If fewer individuals are going to the ER, then there isn't a need to bring on more staff to treat them at the ER. The more we can do to treat patients in the home helps with both utilization and the cost of care.

3. Early detection for at-risk populations

Similar to improving care utilization, early detection of diseases or chronic conditions is important when addressing at-risk populations.

We often hear about how America's healthcare system focuses more on 'sick-care' rather than preventative care. If there was ever a time to alter how patients are treated for what ails them, it is now.

The Centers for Disease Control and Prevention estimates that 90% of America's $3.8 trillion annual healthcare expenditures are for patients with chronic and mental health conditions.

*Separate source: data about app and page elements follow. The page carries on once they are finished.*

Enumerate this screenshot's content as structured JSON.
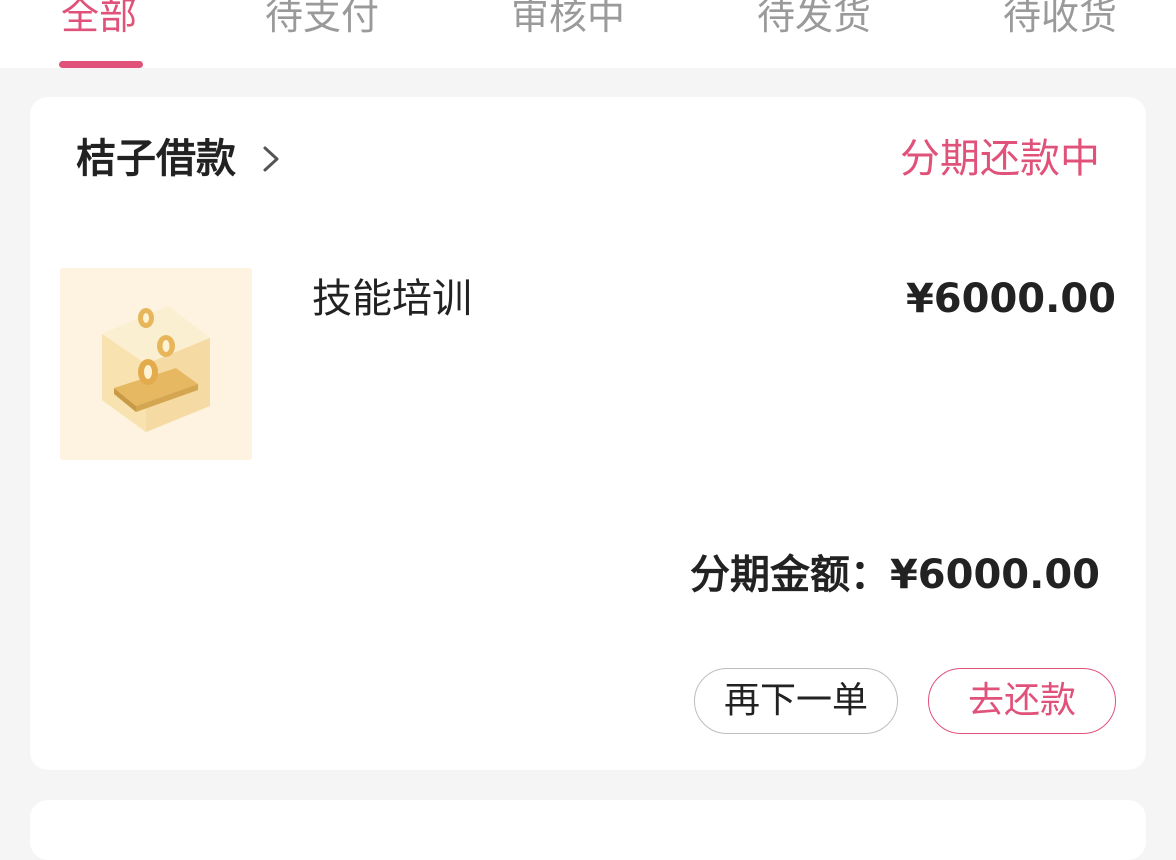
{
  "tabs": [
    {
      "label": "全部",
      "active": true
    },
    {
      "label": "待支付",
      "active": false
    },
    {
      "label": "审核中",
      "active": false
    },
    {
      "label": "待发货",
      "active": false
    },
    {
      "label": "待收货",
      "active": false
    }
  ],
  "order": {
    "merchant": "桔子借款",
    "status": "分期还款中",
    "product_name": "技能培训",
    "price": "¥6000.00",
    "installment_amount": "分期金额：¥6000.00",
    "reorder_label": "再下一单",
    "repay_label": "去还款"
  },
  "colors": {
    "accent": "#e0527a",
    "text": "#222222",
    "muted": "#9a9a9a",
    "background": "#f5f5f5"
  },
  "icons": {
    "merchant_chevron": "chevron-right-icon",
    "product_image": "coin-box-icon"
  }
}
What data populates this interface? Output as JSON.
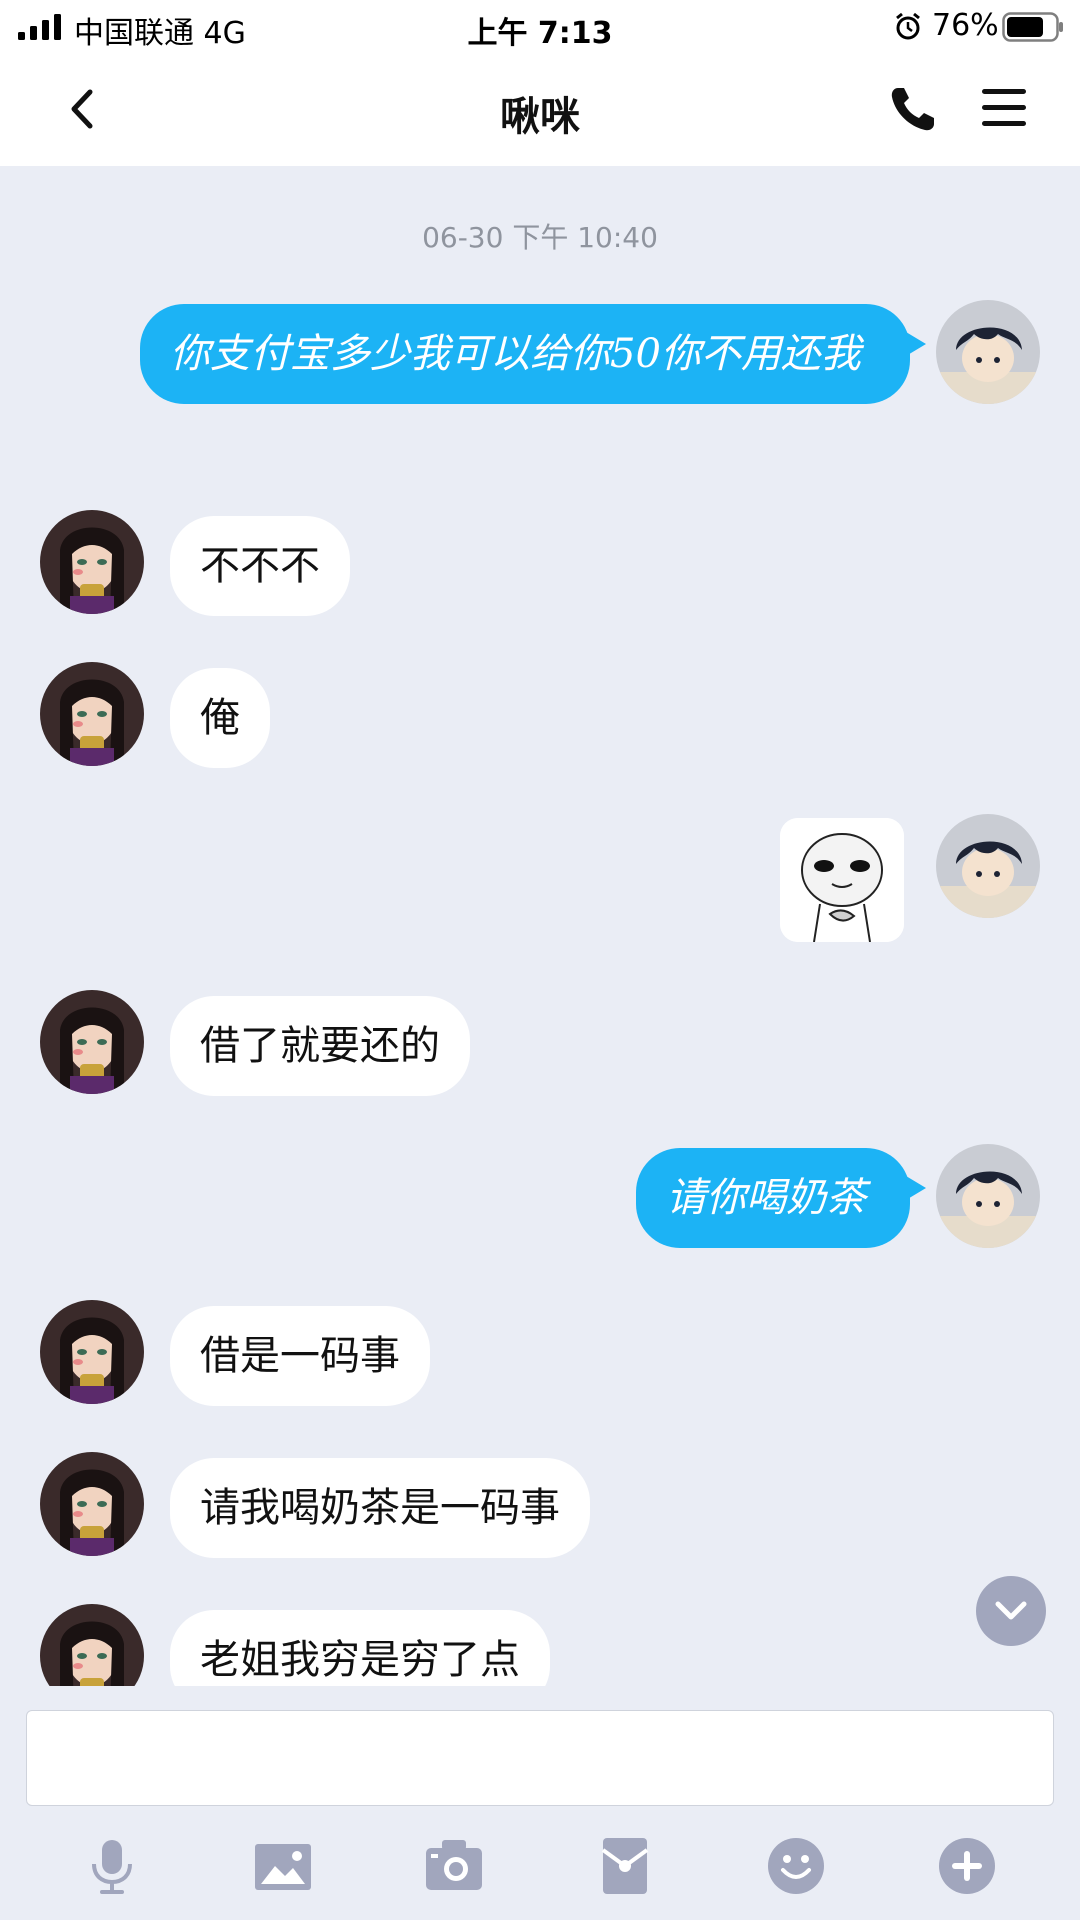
{
  "status_bar": {
    "carrier": "中国联通   4G",
    "time": "上午 7:13",
    "battery_percent": "76%",
    "battery_level": 0.76,
    "icons": [
      "signal-icon",
      "alarm-icon",
      "battery-icon"
    ]
  },
  "header": {
    "title": "啾咪",
    "icons": [
      "back-icon",
      "phone-icon",
      "menu-icon"
    ]
  },
  "chat": {
    "timestamp": "06-30 下午 10:40",
    "messages": [
      {
        "side": "out",
        "type": "text",
        "text": "你支付宝多少我可以给你50你不用还我"
      },
      {
        "side": "in",
        "type": "text",
        "text": "不不不"
      },
      {
        "side": "in",
        "type": "text",
        "text": "俺"
      },
      {
        "side": "out",
        "type": "sticker",
        "sticker": "staring-face-sticker"
      },
      {
        "side": "in",
        "type": "text",
        "text": "借了就要还的"
      },
      {
        "side": "out",
        "type": "text",
        "text": "请你喝奶茶"
      },
      {
        "side": "in",
        "type": "text",
        "text": "借是一码事"
      },
      {
        "side": "in",
        "type": "text",
        "text": "请我喝奶茶是一码事"
      },
      {
        "side": "in",
        "type": "text",
        "text": "老姐我穷是穷了点"
      }
    ]
  },
  "input": {
    "value": "",
    "placeholder": ""
  },
  "toolbar": {
    "icons": [
      "microphone-icon",
      "image-icon",
      "camera-icon",
      "red-packet-icon",
      "emoji-icon",
      "plus-icon"
    ]
  },
  "colors": {
    "background": "#eaedf5",
    "outgoing_bubble": "#1cb3f5",
    "incoming_bubble": "#ffffff",
    "toolbar_icon": "#a1a6bd"
  }
}
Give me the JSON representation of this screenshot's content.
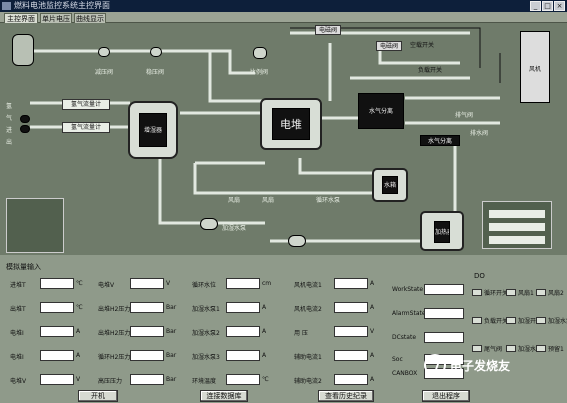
{
  "window": {
    "title": "燃料电池监控系统主控界面"
  },
  "tabs": [
    {
      "label": "主控界面"
    },
    {
      "label": "单片电压"
    },
    {
      "label": "曲线显示"
    }
  ],
  "diagram": {
    "valves_top": [
      "减压阀",
      "稳压阀",
      "比例阀"
    ],
    "tank_label": "电",
    "humid_label": "增湿器",
    "gas_in": [
      "氢",
      "气",
      "进",
      "出"
    ],
    "flow_boxes": [
      "氢气流量计",
      "氢气流量计"
    ],
    "stack_label": "电堆",
    "top_boxes": [
      "电磁阀",
      "电磁阀"
    ],
    "top_right": [
      "空载开关",
      "负载开关",
      "风机"
    ],
    "separator1": "水气分离",
    "separator2": "水气分离",
    "purge": [
      "排气阀",
      "排水阀"
    ],
    "loop_labels": [
      "风扇",
      "风扇",
      "循环水泵"
    ],
    "water_tank": "水箱",
    "pump_labels": [
      "加湿水泵"
    ],
    "heater": "加热器"
  },
  "panel": {
    "title": "模拟量输入",
    "fields": [
      {
        "label": "进堆T",
        "unit": "℃"
      },
      {
        "label": "出堆T",
        "unit": "℃"
      },
      {
        "label": "电堆I",
        "unit": "A"
      },
      {
        "label": "电堆I",
        "unit": "A"
      },
      {
        "label": "电堆V",
        "unit": "V"
      },
      {
        "label": "电堆V",
        "unit": "V"
      },
      {
        "label": "出堆H2压力",
        "unit": "Bar"
      },
      {
        "label": "出堆H2压力",
        "unit": "Bar"
      },
      {
        "label": "循环H2压力",
        "unit": "Bar"
      },
      {
        "label": "高压压力",
        "unit": "Bar"
      },
      {
        "label": "循环水位",
        "unit": "cm"
      },
      {
        "label": "加湿水泵1",
        "unit": "A"
      },
      {
        "label": "加湿水泵2",
        "unit": "A"
      },
      {
        "label": "加湿水泵3",
        "unit": "A"
      },
      {
        "label": "环境温度",
        "unit": "℃"
      },
      {
        "label": "风机电流1",
        "unit": "A"
      },
      {
        "label": "风机电流2",
        "unit": "A"
      },
      {
        "label": "用 压",
        "unit": "V"
      },
      {
        "label": "辅助电流1",
        "unit": "A"
      },
      {
        "label": "辅助电流2",
        "unit": "A"
      }
    ],
    "status_fields": [
      "WorkState",
      "AlarmState",
      "DCstate",
      "Soc",
      "CANBOX"
    ],
    "do_title": "DO",
    "do_items": [
      "循环开关",
      "风扇1",
      "风扇2",
      "负载开关",
      "加湿开关",
      "加湿水泵",
      "尾气阀",
      "加湿水泵",
      "预留1",
      "尾气阀",
      "预留",
      "预留2"
    ],
    "buttons": [
      "开机",
      "连接数据库",
      "查看历史纪录",
      "退出程序"
    ]
  },
  "watermark": "电子发烧友",
  "colors": {
    "background": "#8f9a8a",
    "diagram_bg": "#6f7b6a",
    "titlebar": "#0d1f3a"
  }
}
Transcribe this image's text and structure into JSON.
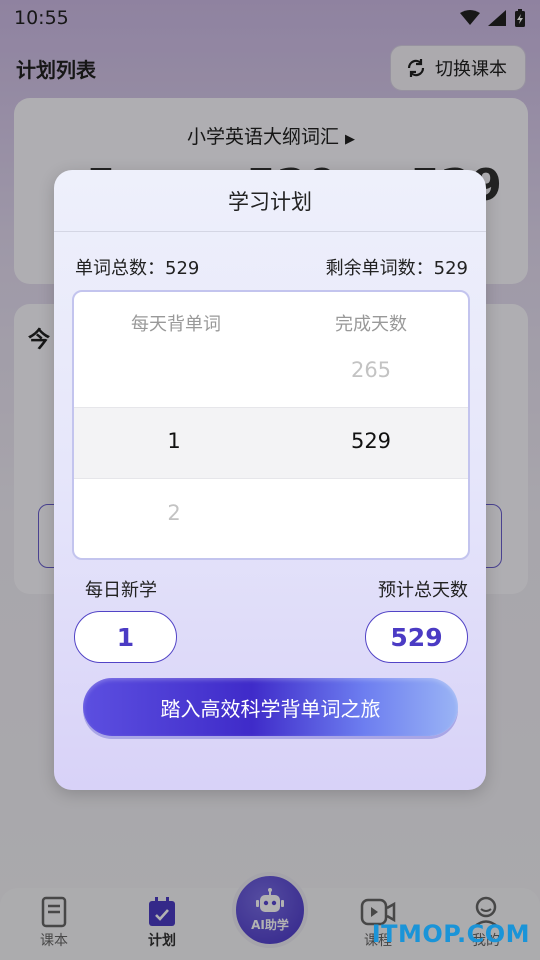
{
  "status": {
    "time": "10:55"
  },
  "header": {
    "title": "计划列表",
    "switch_label": "切换课本"
  },
  "card1": {
    "book_title": "小学英语大纲词汇",
    "big_left": "5",
    "big_mid": "529",
    "big_right": "529"
  },
  "card2": {
    "title": "今"
  },
  "modal": {
    "title": "学习计划",
    "total_words": "单词总数：529",
    "remaining_words": "剩余单词数：529",
    "picker": {
      "col1_header": "每天背单词",
      "col2_header": "完成天数",
      "col1_selected": "1",
      "col1_next": "2",
      "col2_prev": "265",
      "col2_selected": "529"
    },
    "daily_new_label": "每日新学",
    "estimated_days_label": "预计总天数",
    "daily_new_value": "1",
    "estimated_days_value": "529",
    "cta_label": "踏入高效科学背单词之旅"
  },
  "tabbar": {
    "tab_textbook": "课本",
    "tab_plan": "计划",
    "ai_label": "AI助学",
    "tab_course": "课程",
    "tab_mine": "我的"
  },
  "watermark": "ITMOP.COM",
  "colors": {
    "accent": "#4b3bc4",
    "picker_border": "#c3c4ee",
    "watermark": "#1a94d8"
  }
}
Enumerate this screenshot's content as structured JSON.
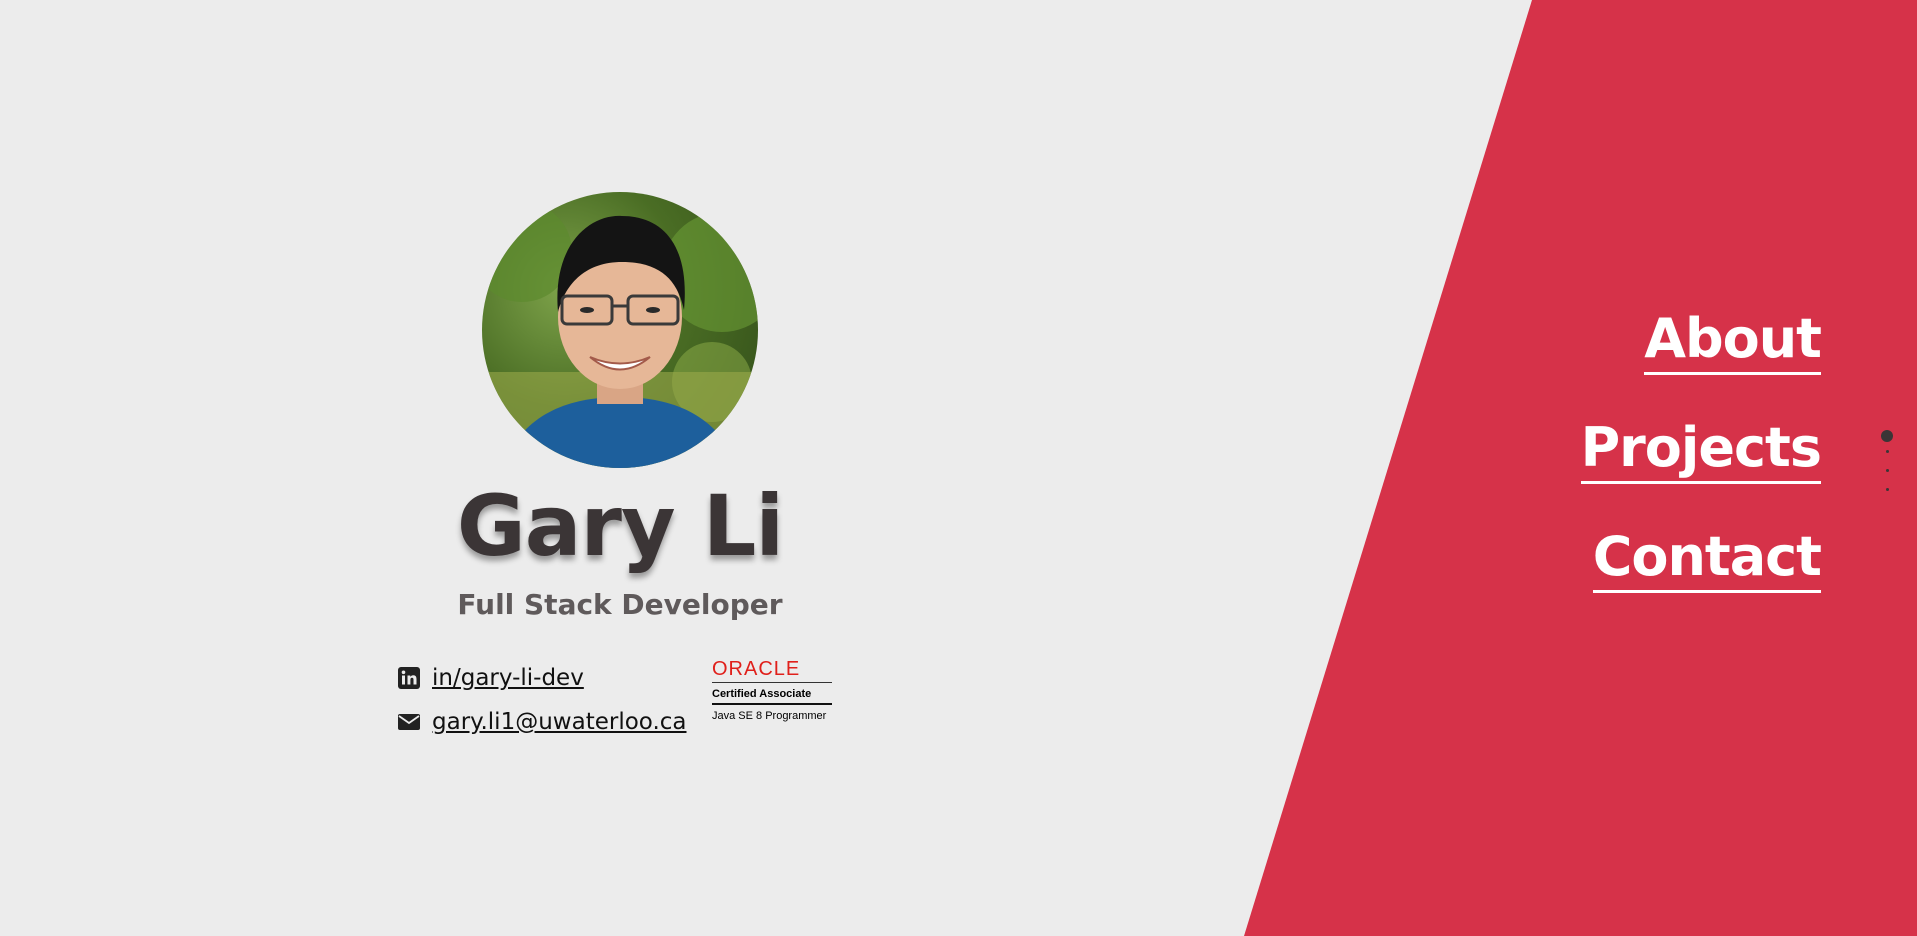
{
  "profile": {
    "name": "Gary Li",
    "subtitle": "Full Stack Developer",
    "avatar_icon": "profile-photo"
  },
  "contacts": [
    {
      "icon": "linkedin-icon",
      "label": "in/gary-li-dev"
    },
    {
      "icon": "envelope-icon",
      "label": "gary.li1@uwaterloo.ca"
    }
  ],
  "certification": {
    "brand": "ORACLE",
    "title": "Certified Associate",
    "subtitle": "Java SE 8 Programmer"
  },
  "nav": {
    "items": [
      {
        "label": "About"
      },
      {
        "label": "Projects"
      },
      {
        "label": "Contact"
      }
    ]
  },
  "page_indicator": {
    "count": 4,
    "active_index": 0
  },
  "colors": {
    "background": "#ececec",
    "accent": "#d63249",
    "text_dark": "#3b3536",
    "oracle_red": "#e0201b"
  }
}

This is a prime area for intervention through technology that proactively checks in on a patient and gauges their need for treatment.

The earlier the intervention, the better chance the patient has to receive care that will fundamentally improve their way of life and healthcare organizations can reduce the odds that a previously treatable condition worsens into something more costly and time-consuming.

A study published in Population Health Management found that patients enrolled in a personalized preventative care program experienced “reduced utilization of emergency room and urgent care services” compared to nonmembers. Additionally, “increasing percentages of members achieved cost savings” compared to nonmembers.

4. Maintain quality and safety

If the COVID-19 pandemic proved anything, it's that keeping senior adult patients safe from infection is a critical priority for healthcare organizations. Quality and safety can never be sacrificed in the delivery of care and they aren't mutually exclusive concepts.

PERS and RPM ensure that patients are kept safe in the home and that the quality levels of care which measure providers are adhered to.

Rarely is there ever a mutual win for patients and their caretakers, but these technologies offer better outcomes with meaningful downstream results.

5. Efficiencies drive results

Healthcare can always benefit from greater efficiencies in operations, especially around streamlining communications with patients. According to McKinsey & Co., approximately $1 trillion is spent annually on healthcare administration, leaving much room for improvement.

Rather than getting bogged down with interactions that leave patients with more questions than answers and doctors with directives that go unfollowed, connected care technology promotes a more interactive relationship around treatment.

If a patient has a question about their condition, their prescriptions, or even just needs a conversation to help with a bout of loneliness, a provider can instantly step in and rectify the situation without requiring a trip to the hospital.

We've seen how telehealth enjoyed mainstream popularity because of the pandemic and likely will have staying power in the years to come. Therefore, healthcare executives would be wise to pursue innovations like connected care as the industry leans into the prospects of a digital-based future.

The improved clinical and financial outcomes associated with PERS and RPM benefit both patients and providers. Technology is no longer a fringe option for treating patients, it’s a core function with a proven track record of success for those pursuing efficiencies and maintaining quality.

The more proactive and preventative healthcare organizations can be, the more positive downstream effects there will be on the broader landscape.